Turning Point is a registered non-governmental organisation with a definite mission. In a humble way we have started our efforts to rehabilitate mentally challenged persons. In this context, the word ‘rehabilitation’ has two connotations- social rehabilitation and economic rehabilitation. A limited number of persons who are associated with us are full members of Turning Point family. An outsider will not be able to distinguish between a caregiver and a caretaker in our organization. We try to appreciate their problems with a deep sense of empathy and this is possible only when their problems are also our problems. There is a constant flow of caretakers. Some of them get both social and economic rehabilitation. At times, caretakers of yesteryears are helping us today as caregivers. Some caretakers are yet to be rehabilitated. We have already crossed a distance, although we are fully aware that there is no end to this road.
The concept of mental health, as distinguished from physical health, is yet not clear to our society. Hence, we have to face the problem of social stigma. Mental illness is curable, but the period of treatment may be relatively long. But, then we have to take medicines for such long time for a number of physical ailments also. I am taking medicines for last 30 years for keeping my blood pressure under control, with regular checkup. I may have to take such medicine for the rest of my life. Similar is the case for diabetes and many other physical illnesses. Society is not unkind to us. Yet, without any rhyme or reason, the society is not so considerate to mentally challenged persons. They have done no wrong. It is not their fault.

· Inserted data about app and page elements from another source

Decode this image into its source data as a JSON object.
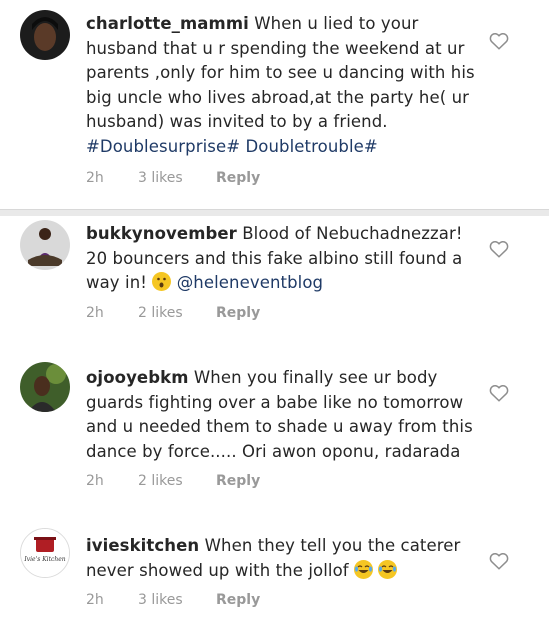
{
  "comments": [
    {
      "username": "charlotte_mammi",
      "text": " When u lied to your husband that u r spending the weekend at ur parents ,only for him to see  u dancing with his big uncle who lives abroad,at the party he( ur husband) was invited to by a friend.",
      "tags": "#Doublesurprise# Doubletrouble#",
      "time": "2h",
      "likes": "3 likes",
      "reply": "Reply"
    },
    {
      "username": "bukkynovember",
      "text": " Blood of Nebuchadnezzar! 20 bouncers and this fake albino still found a way in! ",
      "emoji": "astonished-face-emoji",
      "mention": "@heleneventblog",
      "time": "2h",
      "likes": "2 likes",
      "reply": "Reply"
    },
    {
      "username": "ojooyebkm",
      "text": " When you finally see ur body guards  fighting over a babe like no tomorrow and u needed them to shade u away from this dance by force..... Ori awon oponu, radarada",
      "time": "2h",
      "likes": "2 likes",
      "reply": "Reply"
    },
    {
      "username": "ivieskitchen",
      "text": " When they tell you the caterer never showed up with the jollof ",
      "emoji": "laughing-tears-emoji",
      "avatar_text": "Ivie's Kitchen",
      "time": "2h",
      "likes": "3 likes",
      "reply": "Reply"
    }
  ],
  "icons": {
    "like": "heart-outline-icon"
  },
  "colors": {
    "tag": "#1f3a66",
    "meta": "#999999",
    "divider": "#e9e9e9"
  }
}
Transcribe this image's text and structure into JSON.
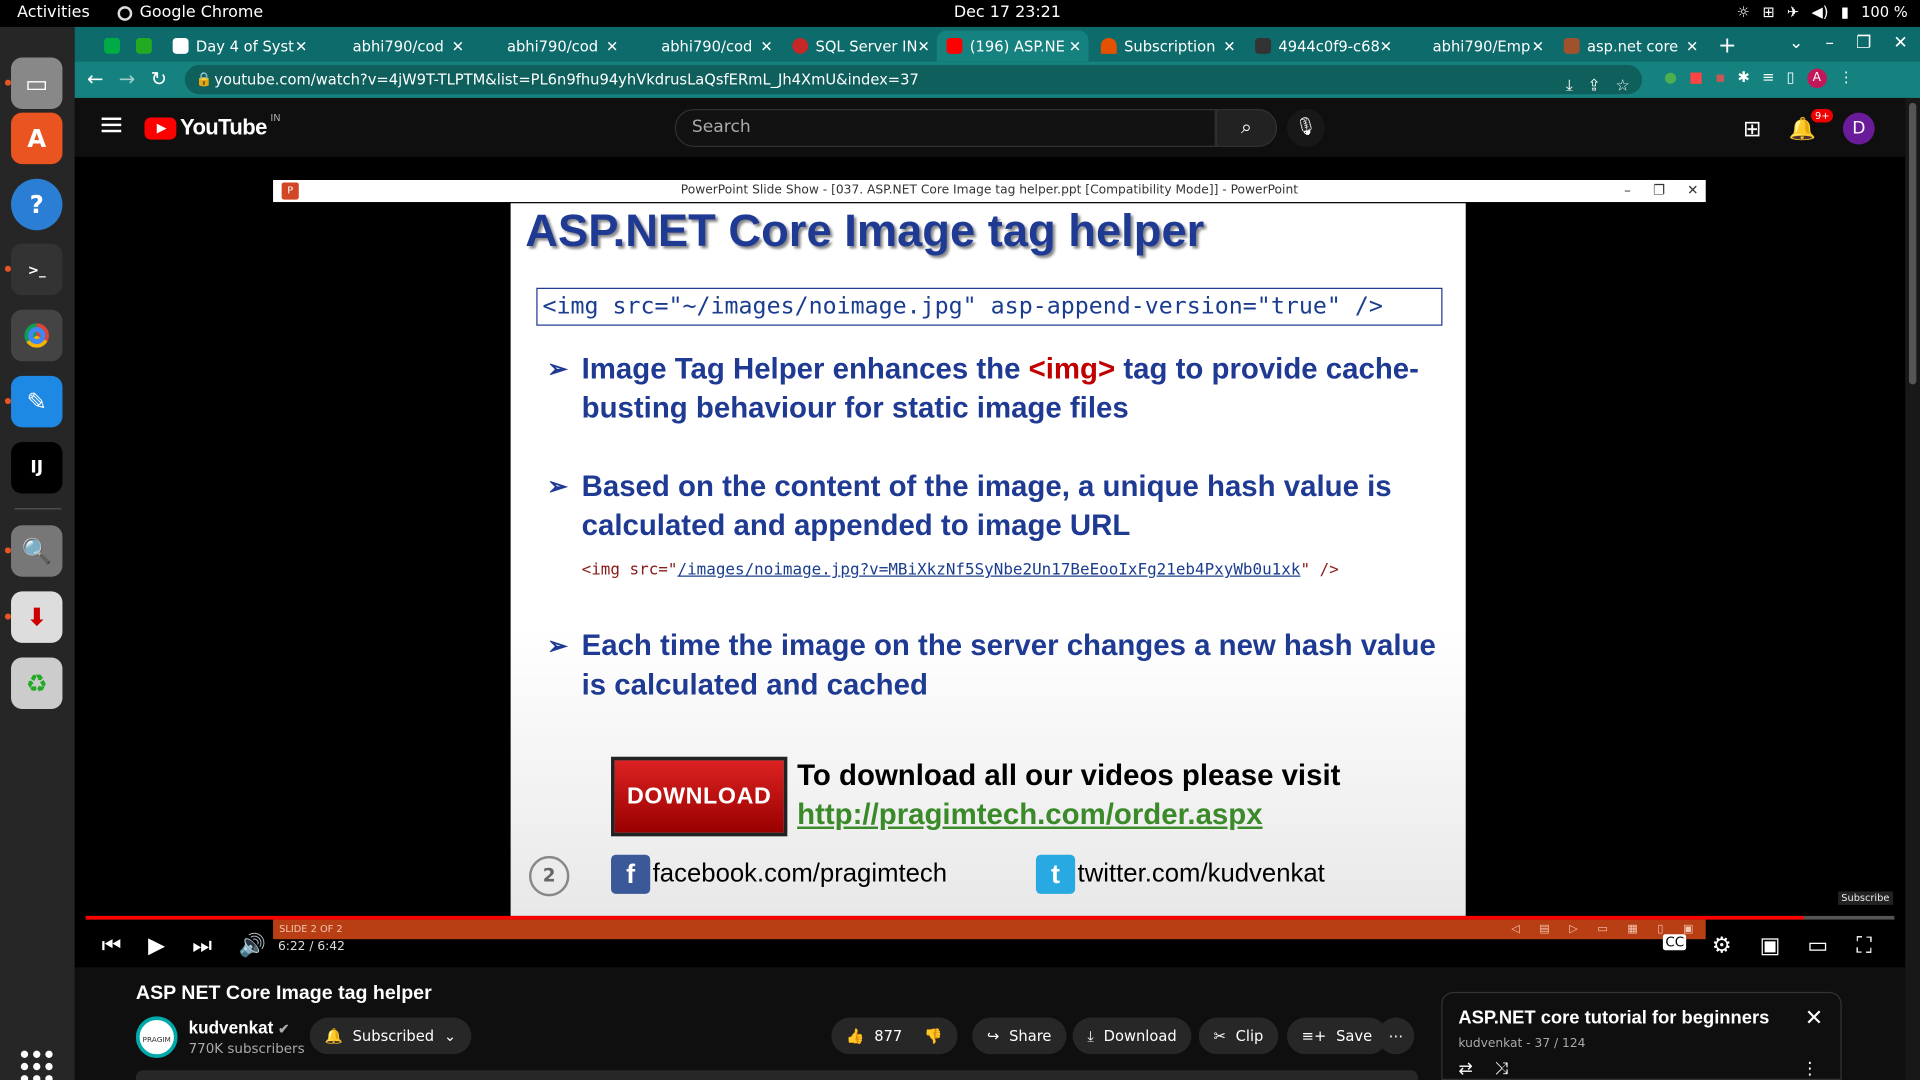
{
  "system": {
    "activities": "Activities",
    "app_name": "Google Chrome",
    "clock": "Dec 17  23:21",
    "battery": "100 %"
  },
  "browser": {
    "tabs": [
      {
        "label": "Day 4 of Syst"
      },
      {
        "label": "abhi790/cod"
      },
      {
        "label": "abhi790/cod"
      },
      {
        "label": "abhi790/cod"
      },
      {
        "label": "SQL Server IN"
      },
      {
        "label": "(196) ASP.NE"
      },
      {
        "label": "Subscription"
      },
      {
        "label": "4944c0f9-c68"
      },
      {
        "label": "abhi790/Emp"
      },
      {
        "label": "asp.net core"
      }
    ],
    "url": "youtube.com/watch?v=4jW9T-TLPTM&list=PL6n9fhu94yhVkdrusLaQsfERmL_Jh4XmU&index=37"
  },
  "youtube": {
    "logo_text": "YouTube",
    "country": "IN",
    "search_placeholder": "Search",
    "notif_badge": "9+",
    "avatar_letter": "D"
  },
  "ppt": {
    "window_title": "PowerPoint Slide Show - [037. ASP.NET Core Image tag helper.ppt [Compatibility Mode]] - PowerPoint",
    "slide_title": "ASP.NET Core Image tag helper",
    "code_box": "<img src=\"~/images/noimage.jpg\" asp-append-version=\"true\" />",
    "bullet1_pre": "Image Tag Helper enhances the ",
    "bullet1_tag": "<img>",
    "bullet1_post": " tag to provide cache-busting behaviour for static image files",
    "bullet2": "Based on the content of the image, a unique hash value is calculated and appended to image URL",
    "code_line_pre": "<img src=\"",
    "code_line_link": "/images/noimage.jpg?v=MBiXkzNf5SyNbe2Un17BeEooIxFg21eb4PxyWb0u1xk",
    "code_line_post": "\" />",
    "bullet3": "Each time the image on the server changes a new hash value is calculated and cached",
    "download_btn": "DOWNLOAD",
    "download_text": "To download all our videos please visit",
    "download_link": "http://pragimtech.com/order.aspx",
    "slide_number": "2",
    "facebook": "facebook.com/pragimtech",
    "twitter": "twitter.com/kudvenkat",
    "status": "SLIDE 2 OF 2"
  },
  "player": {
    "time": "6:22 / 6:42",
    "progress": 0.95,
    "watermark": "Subscribe"
  },
  "video": {
    "title": "ASP NET Core Image tag helper",
    "channel": "kudvenkat",
    "subscribers": "770K subscribers",
    "subscribed_label": "Subscribed",
    "likes": "877",
    "share": "Share",
    "download": "Download",
    "clip": "Clip",
    "save": "Save"
  },
  "playlist": {
    "title": "ASP.NET core tutorial for beginners",
    "subtitle": "kudvenkat - 37 / 124"
  }
}
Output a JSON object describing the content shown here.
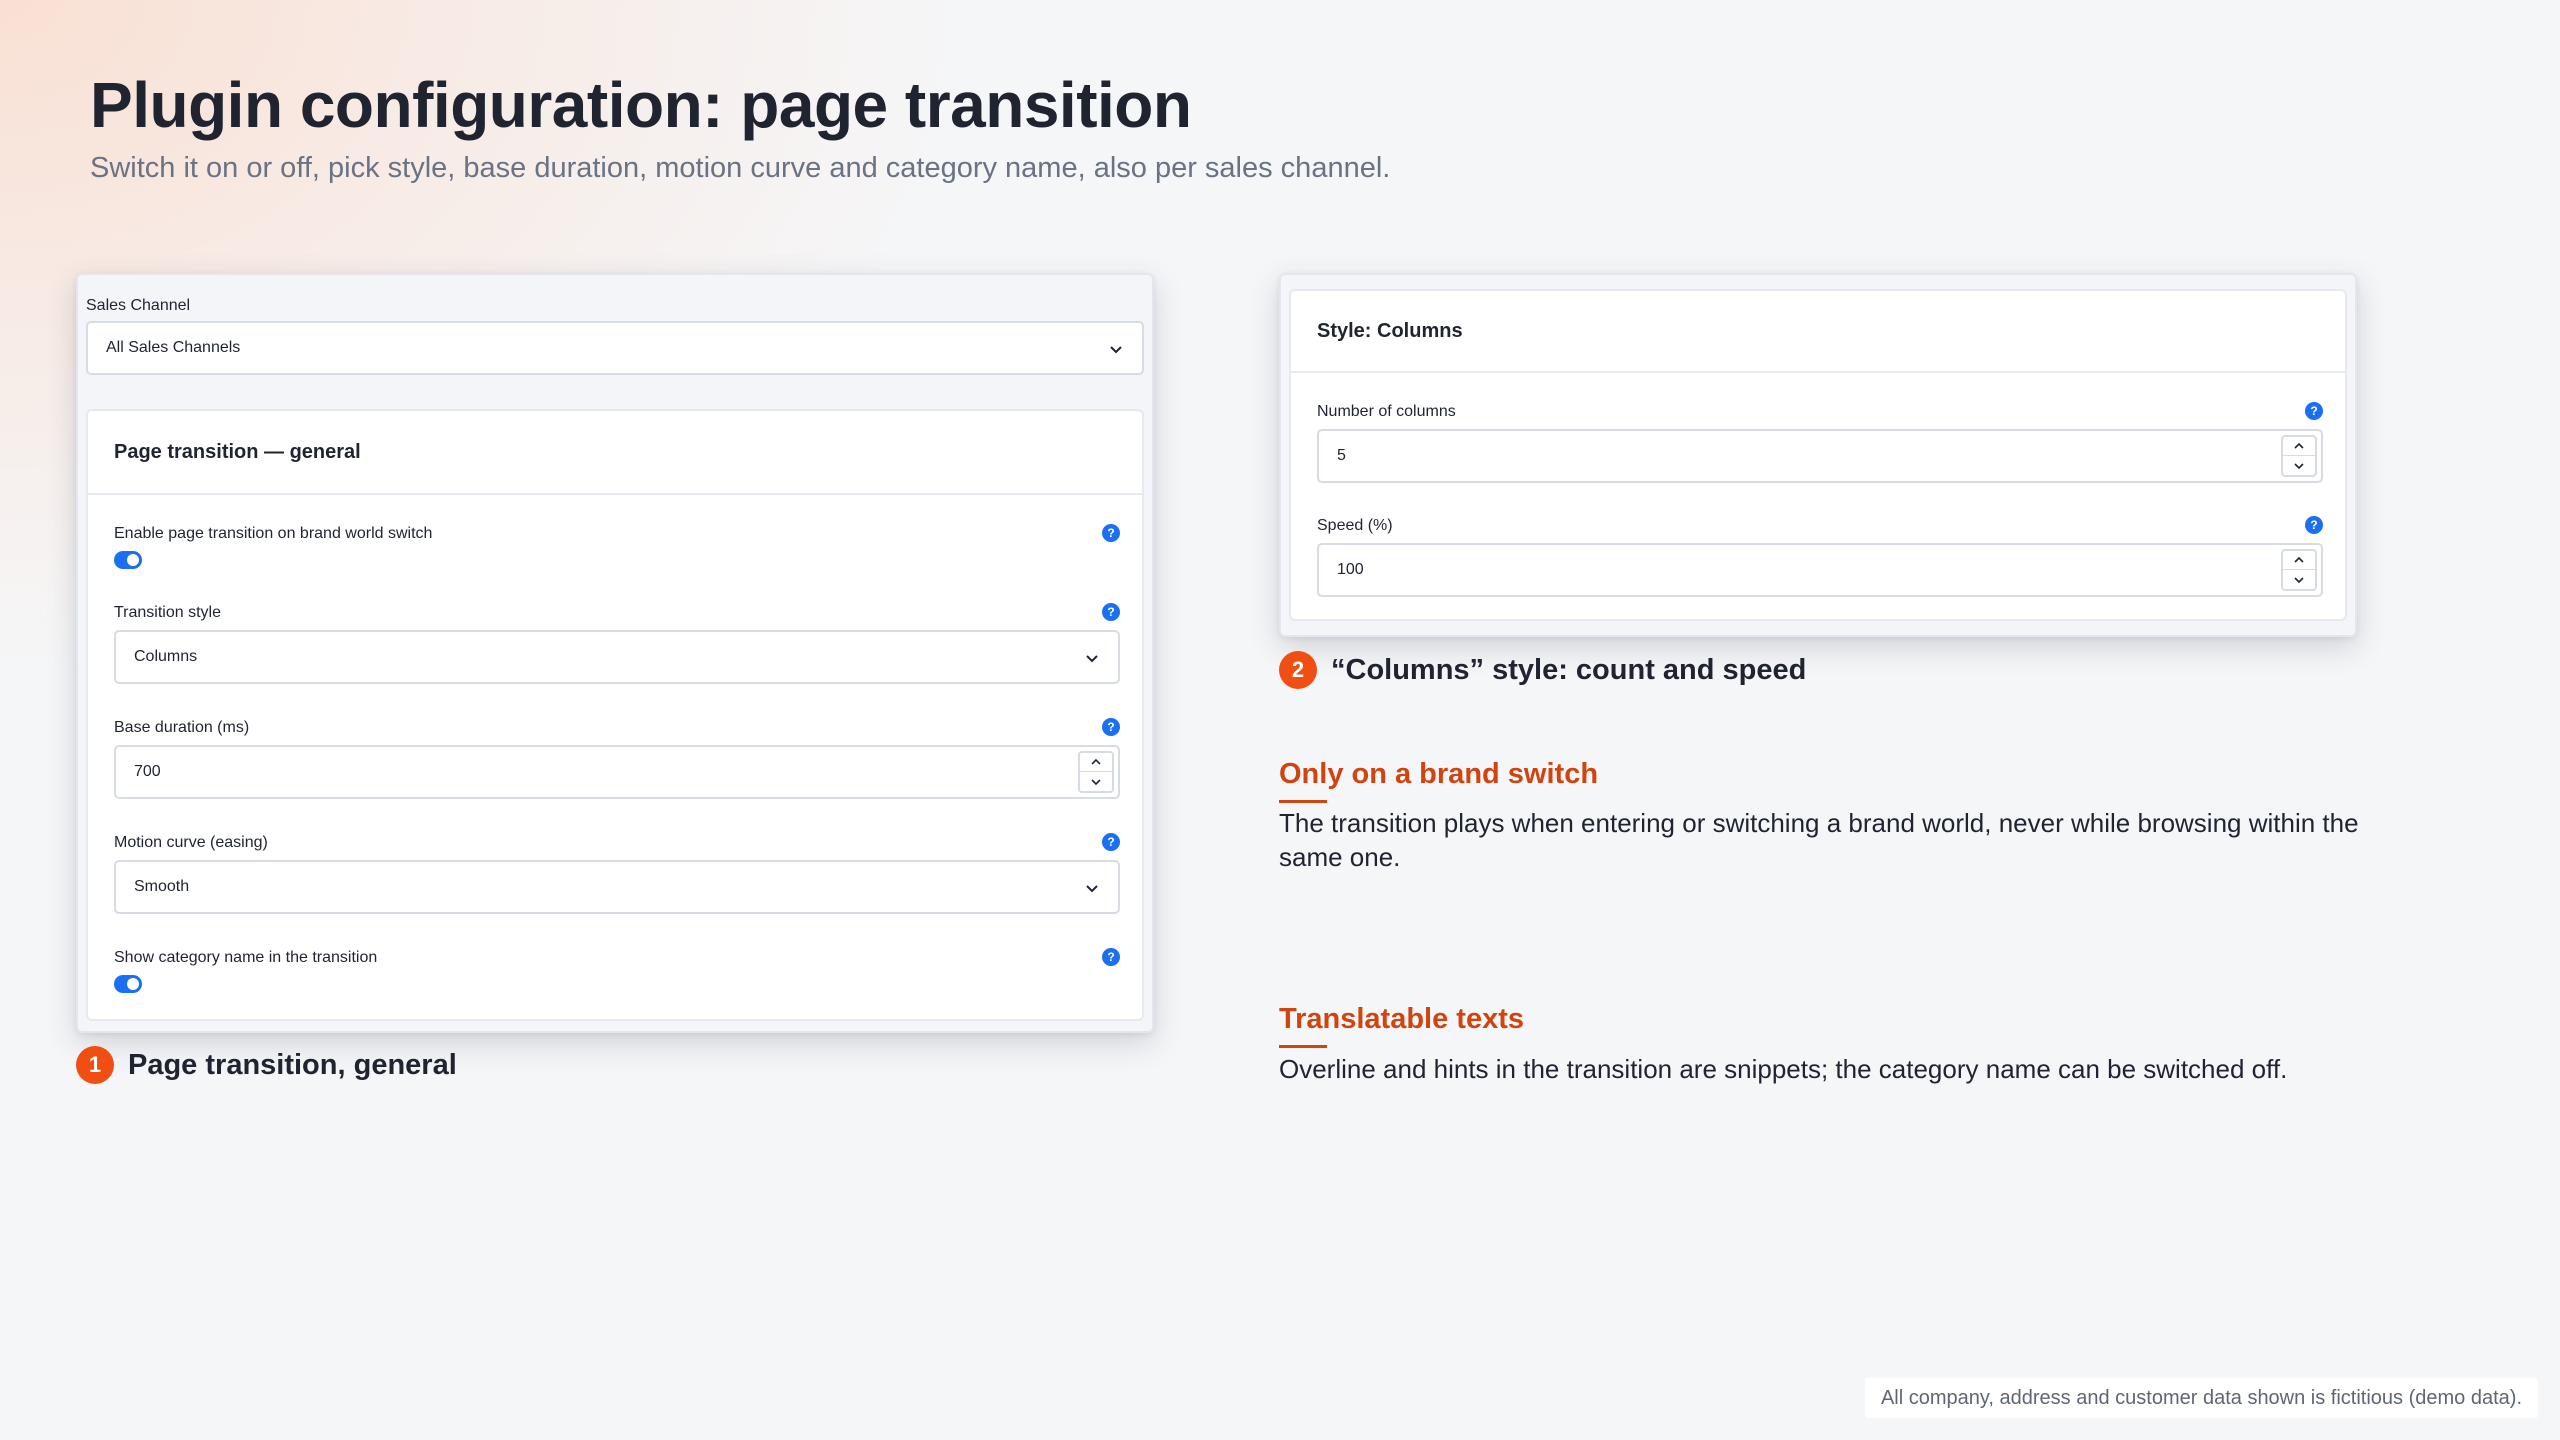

It is the fault of the society, which today has no time to probe into the root causes of mental illness. Some of the illnesses may have physical root, some may have genetic background- but a major cause of increasing number of mental illness is the ever increasing stress and strain in our daily life. In this age of rapid progress of science and technology there is a mad rush for amassing wealth. This has almost turned into a social aberration. The rat race starts when a child is just 3 years old for admission in a socially acceptable school. The race continues unabated till joint entrance examination and even thereafter. But everyone was not born to be an engineer or a doctor or a management expert. Some of them may have other creative abilities- but they do not get any opportunity to nurture their abilities willingly or unwillingly. They have to run a race for achieving a goal, which may or may not suit their temperament. Parents of nuclear families are aware of the need for looking after physical health of their children- but they are totally unaware of the need for developing their mental health. The childhood is wasted in running the rat race. Pursuit for knowledge is very important, but the golden days of childhood never returns and should also be enjoyed for full nourishment of mental health. Creative ability of a child may be blunted in search for knowledge if started before the ground is ready to take it. Mental treasures are not less important than physical treasures. In a nuclear family, children of this generation are initially handicapped. They are extremely lonely- more so, when both the parents are required to go out.
We do not have the means to check the stresses and strains of life. They are going to stay and we have to cohabit with them. Psychiatrists can reduce mental aberrations up to a certain stage. Thereafter comes the role of psychotherapist. He/she has to be the friend, philosopher and guide of the mentally challenged person for their social rehabilitation, which must precede the economic rehabilitation. The success 0f this composite effort fully depends on the cooperation of the parents. They know their sons/daughters much better than anyone else.
Turning Point is a cooperative venture of the mentally challenged persons, psychiatrists, psychotherapists and last but not the least the parents of the mentally challenged persons. When a mentally challenged person has isolated himself for a long time, we bring them back with love and affection. We practice group therapy and some innovative methods to bring back the confidence they had lost under compelling circumstances.
We are fortunate to have with us Ishita Sanyal, the Secretary of the oragnisation. She had all along been livewire of the organisation. The success of our experiment in Turning Point has been internationally recognized and she is now the recipient of David Feinsilver Award. Smt. Srijata Bagchi is our Treasurer since inception of Turning Point. Smt. Jaya Das, Smt. Shilpi Roy, are working with us for providing various vocational skills to caretakers e.g. computer training, music, dance, painting, stitching and needlework etc. They share our missionary zeal. We do not have the resource to offer them remuneration and even proper honorarium. They all feel the inner urge to serve a noble cause. Sri Amitabha Dutta, once a caretaker, is now Assistant Secretary of our Executive Committee. With his immense creative abilities, he is in a position to train others on computer, painting, spoken English etc.
One of our methods to bring back the caretakers to normal life is to
keep them happy. Hence, we regularly organise excursions, picnics,
cultural functions where they get an opportunity to express their
creative abilities. Our next cultural programme is on 4th
September at Swabhumi. The persons who have so far been denied their
rightful place in the society would entertain us with a programme on
laughter! Some talented artists will provide them the necessary